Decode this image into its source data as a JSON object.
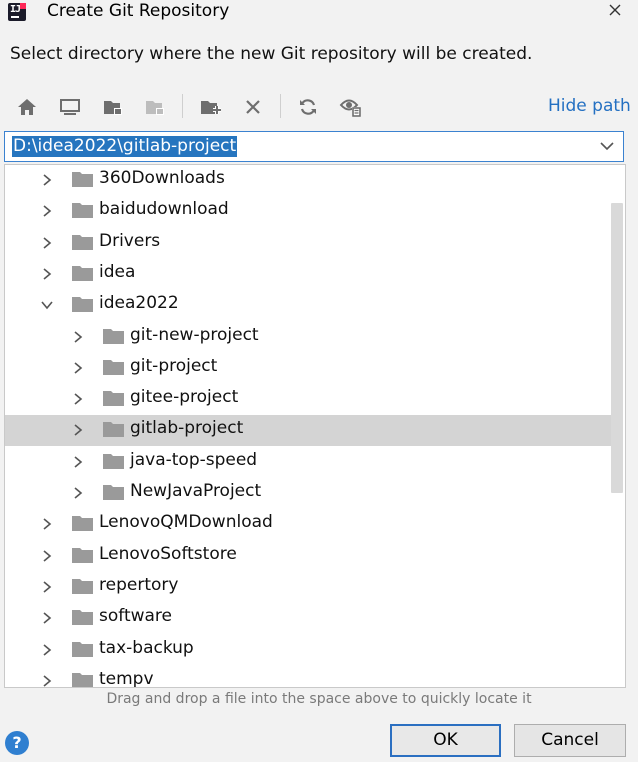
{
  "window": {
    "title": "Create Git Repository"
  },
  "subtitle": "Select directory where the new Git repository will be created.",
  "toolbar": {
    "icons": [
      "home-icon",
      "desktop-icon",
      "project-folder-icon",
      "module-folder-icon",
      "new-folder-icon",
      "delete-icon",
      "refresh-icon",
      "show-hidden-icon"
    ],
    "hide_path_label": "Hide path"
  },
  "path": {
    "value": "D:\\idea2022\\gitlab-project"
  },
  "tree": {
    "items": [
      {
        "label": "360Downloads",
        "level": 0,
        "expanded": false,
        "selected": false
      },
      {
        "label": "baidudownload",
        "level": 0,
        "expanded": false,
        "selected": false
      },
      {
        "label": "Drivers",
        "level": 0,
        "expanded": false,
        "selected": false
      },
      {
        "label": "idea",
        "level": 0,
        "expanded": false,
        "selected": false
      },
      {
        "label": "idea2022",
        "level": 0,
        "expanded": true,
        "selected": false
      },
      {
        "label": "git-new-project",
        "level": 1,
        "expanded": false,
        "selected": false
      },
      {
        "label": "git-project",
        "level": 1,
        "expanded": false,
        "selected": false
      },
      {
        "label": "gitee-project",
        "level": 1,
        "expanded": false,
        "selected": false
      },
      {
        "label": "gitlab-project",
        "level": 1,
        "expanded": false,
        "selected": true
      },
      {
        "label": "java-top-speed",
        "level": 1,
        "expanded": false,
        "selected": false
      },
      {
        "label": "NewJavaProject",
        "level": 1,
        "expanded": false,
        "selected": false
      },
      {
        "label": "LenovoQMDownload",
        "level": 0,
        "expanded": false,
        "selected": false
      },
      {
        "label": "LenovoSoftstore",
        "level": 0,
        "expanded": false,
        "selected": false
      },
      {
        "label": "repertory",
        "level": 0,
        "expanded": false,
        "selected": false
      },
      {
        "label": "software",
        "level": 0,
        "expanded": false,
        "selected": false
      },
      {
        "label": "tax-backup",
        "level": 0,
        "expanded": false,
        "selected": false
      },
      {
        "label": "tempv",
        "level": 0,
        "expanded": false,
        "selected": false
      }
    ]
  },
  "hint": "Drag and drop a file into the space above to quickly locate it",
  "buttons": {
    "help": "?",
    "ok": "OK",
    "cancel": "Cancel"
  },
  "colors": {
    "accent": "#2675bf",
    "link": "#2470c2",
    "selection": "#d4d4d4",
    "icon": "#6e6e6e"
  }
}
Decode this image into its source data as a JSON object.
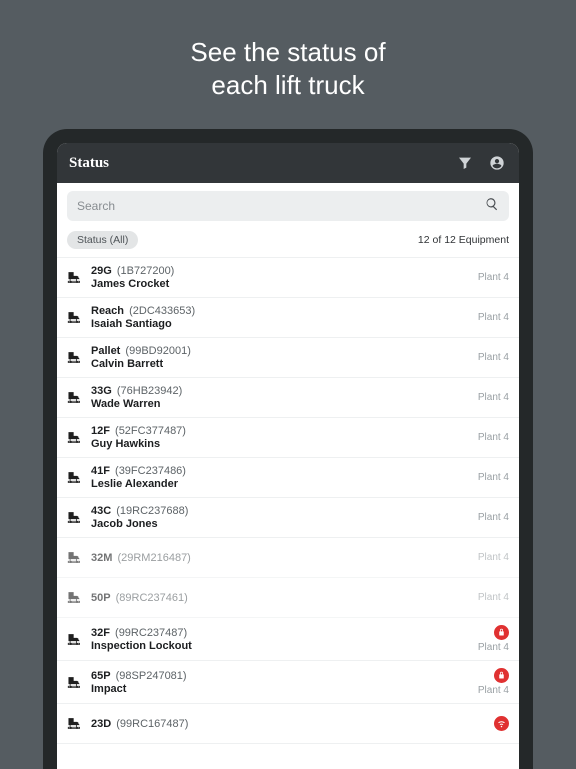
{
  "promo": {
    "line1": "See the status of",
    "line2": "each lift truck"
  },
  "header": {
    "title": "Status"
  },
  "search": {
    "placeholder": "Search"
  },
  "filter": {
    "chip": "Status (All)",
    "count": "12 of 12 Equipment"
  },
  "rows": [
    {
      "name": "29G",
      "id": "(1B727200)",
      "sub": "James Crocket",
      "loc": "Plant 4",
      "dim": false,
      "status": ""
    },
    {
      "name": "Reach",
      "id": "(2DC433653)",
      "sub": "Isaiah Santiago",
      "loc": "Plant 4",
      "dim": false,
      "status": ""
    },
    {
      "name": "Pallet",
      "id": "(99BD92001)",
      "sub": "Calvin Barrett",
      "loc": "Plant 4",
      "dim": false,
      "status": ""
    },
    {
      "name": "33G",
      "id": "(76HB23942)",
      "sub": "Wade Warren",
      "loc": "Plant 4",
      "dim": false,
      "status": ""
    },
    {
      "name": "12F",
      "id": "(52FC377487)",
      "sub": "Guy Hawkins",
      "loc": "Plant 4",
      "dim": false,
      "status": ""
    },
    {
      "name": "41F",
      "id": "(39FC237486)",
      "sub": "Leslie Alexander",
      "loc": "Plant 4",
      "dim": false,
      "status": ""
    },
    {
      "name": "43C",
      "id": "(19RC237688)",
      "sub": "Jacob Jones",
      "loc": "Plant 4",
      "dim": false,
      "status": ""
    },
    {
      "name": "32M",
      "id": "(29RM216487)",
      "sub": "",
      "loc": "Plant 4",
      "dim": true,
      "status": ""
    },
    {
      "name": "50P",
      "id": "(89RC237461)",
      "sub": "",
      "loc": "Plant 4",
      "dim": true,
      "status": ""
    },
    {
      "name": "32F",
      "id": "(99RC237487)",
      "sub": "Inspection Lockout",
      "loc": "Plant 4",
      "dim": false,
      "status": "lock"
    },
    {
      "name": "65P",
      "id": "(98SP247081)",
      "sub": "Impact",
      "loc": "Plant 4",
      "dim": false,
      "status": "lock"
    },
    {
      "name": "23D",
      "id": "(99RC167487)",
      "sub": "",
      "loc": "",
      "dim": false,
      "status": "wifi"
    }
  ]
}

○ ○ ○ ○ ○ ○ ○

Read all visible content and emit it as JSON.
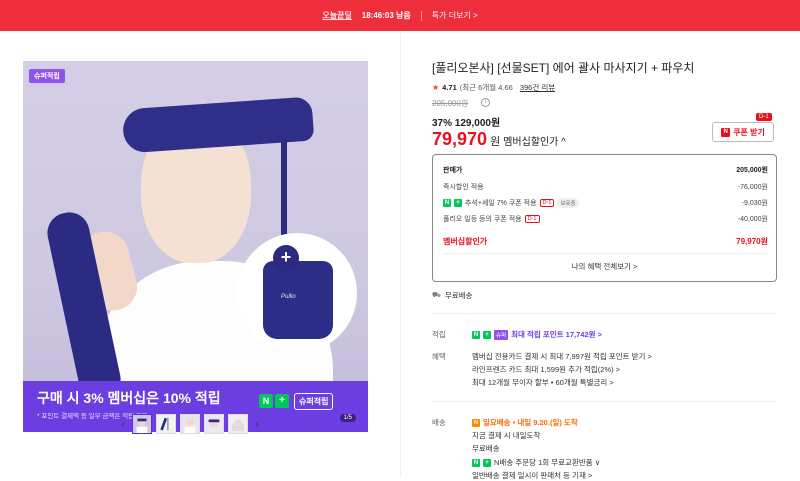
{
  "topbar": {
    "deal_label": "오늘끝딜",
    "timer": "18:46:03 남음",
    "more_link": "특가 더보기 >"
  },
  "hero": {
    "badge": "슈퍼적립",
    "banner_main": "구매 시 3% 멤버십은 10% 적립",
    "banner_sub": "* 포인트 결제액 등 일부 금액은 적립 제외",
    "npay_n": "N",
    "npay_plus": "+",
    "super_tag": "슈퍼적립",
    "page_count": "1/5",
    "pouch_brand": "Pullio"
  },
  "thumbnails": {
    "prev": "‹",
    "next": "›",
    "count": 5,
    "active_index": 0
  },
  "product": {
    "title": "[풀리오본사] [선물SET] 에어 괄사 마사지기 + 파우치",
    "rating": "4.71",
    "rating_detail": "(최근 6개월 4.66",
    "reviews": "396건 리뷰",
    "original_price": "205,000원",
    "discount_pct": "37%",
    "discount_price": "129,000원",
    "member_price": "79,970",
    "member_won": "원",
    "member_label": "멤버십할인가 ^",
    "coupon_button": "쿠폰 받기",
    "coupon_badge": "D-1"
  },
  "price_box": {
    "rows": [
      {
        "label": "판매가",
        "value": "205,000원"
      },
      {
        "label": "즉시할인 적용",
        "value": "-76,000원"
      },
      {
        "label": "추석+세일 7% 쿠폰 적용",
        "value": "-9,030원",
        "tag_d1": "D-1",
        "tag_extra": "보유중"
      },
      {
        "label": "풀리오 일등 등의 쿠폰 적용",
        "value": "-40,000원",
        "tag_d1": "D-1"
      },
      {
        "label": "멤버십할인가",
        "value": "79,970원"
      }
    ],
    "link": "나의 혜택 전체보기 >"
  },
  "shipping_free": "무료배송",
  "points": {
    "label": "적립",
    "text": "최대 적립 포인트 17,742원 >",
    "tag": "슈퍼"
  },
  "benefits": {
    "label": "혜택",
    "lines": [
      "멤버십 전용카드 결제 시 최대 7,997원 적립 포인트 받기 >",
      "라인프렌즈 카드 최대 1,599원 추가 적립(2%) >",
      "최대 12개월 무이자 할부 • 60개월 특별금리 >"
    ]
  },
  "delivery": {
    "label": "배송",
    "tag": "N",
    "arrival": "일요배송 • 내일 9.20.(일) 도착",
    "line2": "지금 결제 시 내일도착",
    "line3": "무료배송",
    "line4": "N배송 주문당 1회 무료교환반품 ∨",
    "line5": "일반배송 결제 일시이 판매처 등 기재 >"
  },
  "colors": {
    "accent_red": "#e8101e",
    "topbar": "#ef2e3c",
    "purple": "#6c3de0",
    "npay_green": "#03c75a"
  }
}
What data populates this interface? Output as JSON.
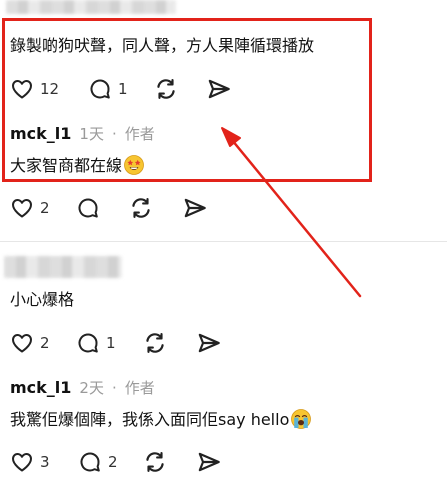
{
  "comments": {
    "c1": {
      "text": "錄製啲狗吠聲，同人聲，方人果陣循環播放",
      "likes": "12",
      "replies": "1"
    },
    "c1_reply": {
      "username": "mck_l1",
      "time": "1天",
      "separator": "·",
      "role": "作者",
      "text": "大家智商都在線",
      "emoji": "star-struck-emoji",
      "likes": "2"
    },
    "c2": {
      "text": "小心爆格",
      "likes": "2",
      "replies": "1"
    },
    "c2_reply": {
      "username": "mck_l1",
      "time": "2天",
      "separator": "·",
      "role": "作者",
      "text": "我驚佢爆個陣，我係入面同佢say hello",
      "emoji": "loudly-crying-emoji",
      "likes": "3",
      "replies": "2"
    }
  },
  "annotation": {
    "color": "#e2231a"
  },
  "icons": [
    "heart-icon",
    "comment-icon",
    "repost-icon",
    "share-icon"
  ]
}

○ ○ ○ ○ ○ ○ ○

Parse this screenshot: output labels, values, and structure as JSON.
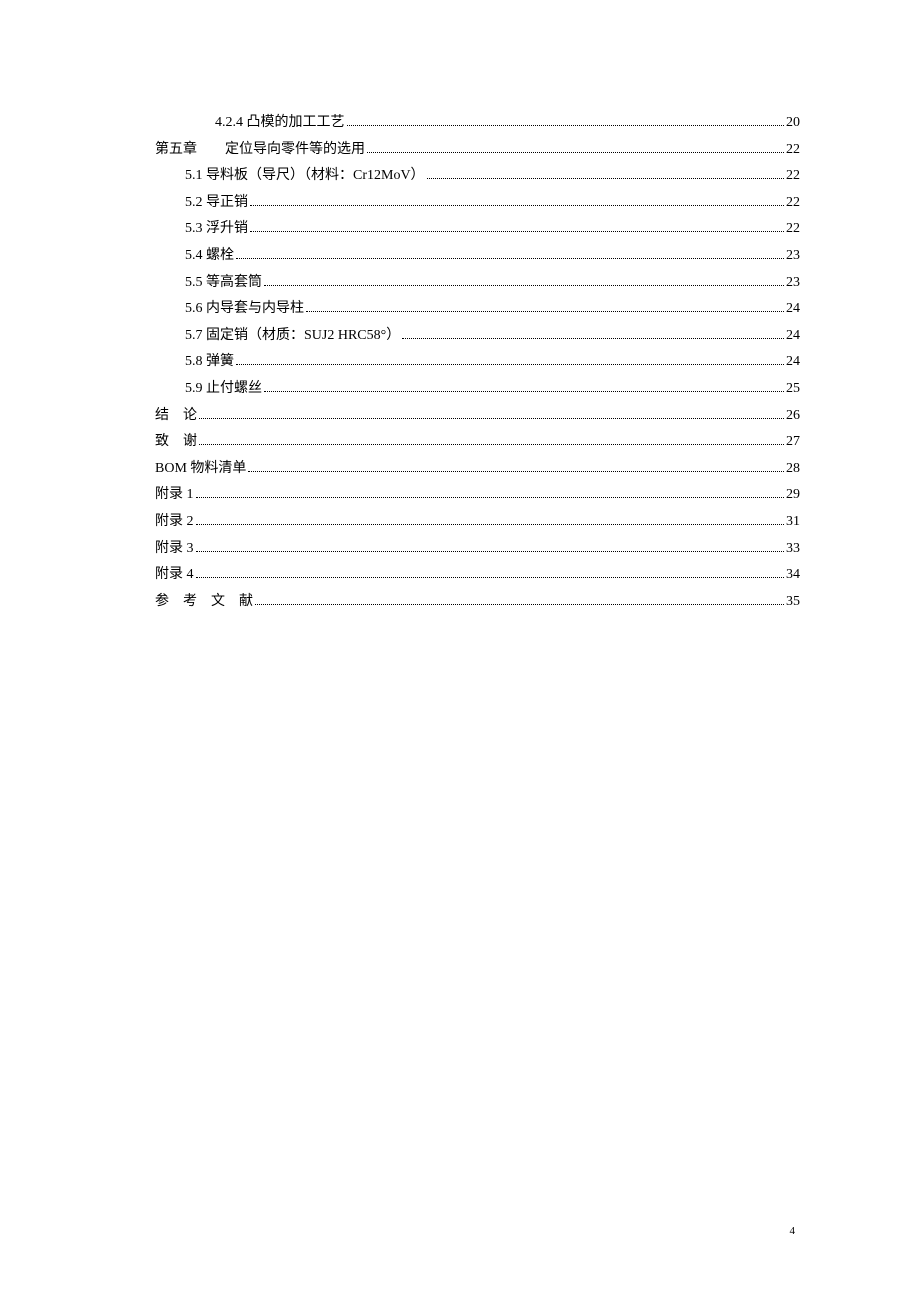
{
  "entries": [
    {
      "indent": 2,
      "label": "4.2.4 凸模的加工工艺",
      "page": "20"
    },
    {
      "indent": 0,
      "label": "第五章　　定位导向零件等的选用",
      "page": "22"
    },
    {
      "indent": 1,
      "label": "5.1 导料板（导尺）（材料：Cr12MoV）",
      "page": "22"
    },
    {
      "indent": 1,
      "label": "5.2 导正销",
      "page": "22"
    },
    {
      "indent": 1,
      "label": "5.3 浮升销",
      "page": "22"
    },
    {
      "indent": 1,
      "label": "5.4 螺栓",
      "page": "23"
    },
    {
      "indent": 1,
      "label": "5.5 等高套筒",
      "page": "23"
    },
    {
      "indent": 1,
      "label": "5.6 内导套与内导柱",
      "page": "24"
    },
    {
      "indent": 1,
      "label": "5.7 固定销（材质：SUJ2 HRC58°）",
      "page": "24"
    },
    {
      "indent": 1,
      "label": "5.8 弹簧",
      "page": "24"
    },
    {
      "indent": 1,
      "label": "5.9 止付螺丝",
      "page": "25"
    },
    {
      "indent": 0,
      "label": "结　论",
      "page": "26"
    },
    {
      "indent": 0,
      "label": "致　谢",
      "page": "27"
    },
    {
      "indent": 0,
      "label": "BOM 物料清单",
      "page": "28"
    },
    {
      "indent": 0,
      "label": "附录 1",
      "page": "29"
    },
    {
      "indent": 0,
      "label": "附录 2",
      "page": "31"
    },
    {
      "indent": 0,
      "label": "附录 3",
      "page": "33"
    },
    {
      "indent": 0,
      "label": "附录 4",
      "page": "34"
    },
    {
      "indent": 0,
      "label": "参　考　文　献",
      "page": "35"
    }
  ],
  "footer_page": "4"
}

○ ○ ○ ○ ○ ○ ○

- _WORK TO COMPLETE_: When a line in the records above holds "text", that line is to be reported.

- _REPLY_:
    "text": "최대 적립 포인트 17,742원 >",
      "text": "錄製啲狗吠聲，同人聲，方人果陣循環播放",
      "text": "大家智商都在線",
      "text": "小心爆格",
      "text": "我驚佢爆個陣，我係入面同佢say hello",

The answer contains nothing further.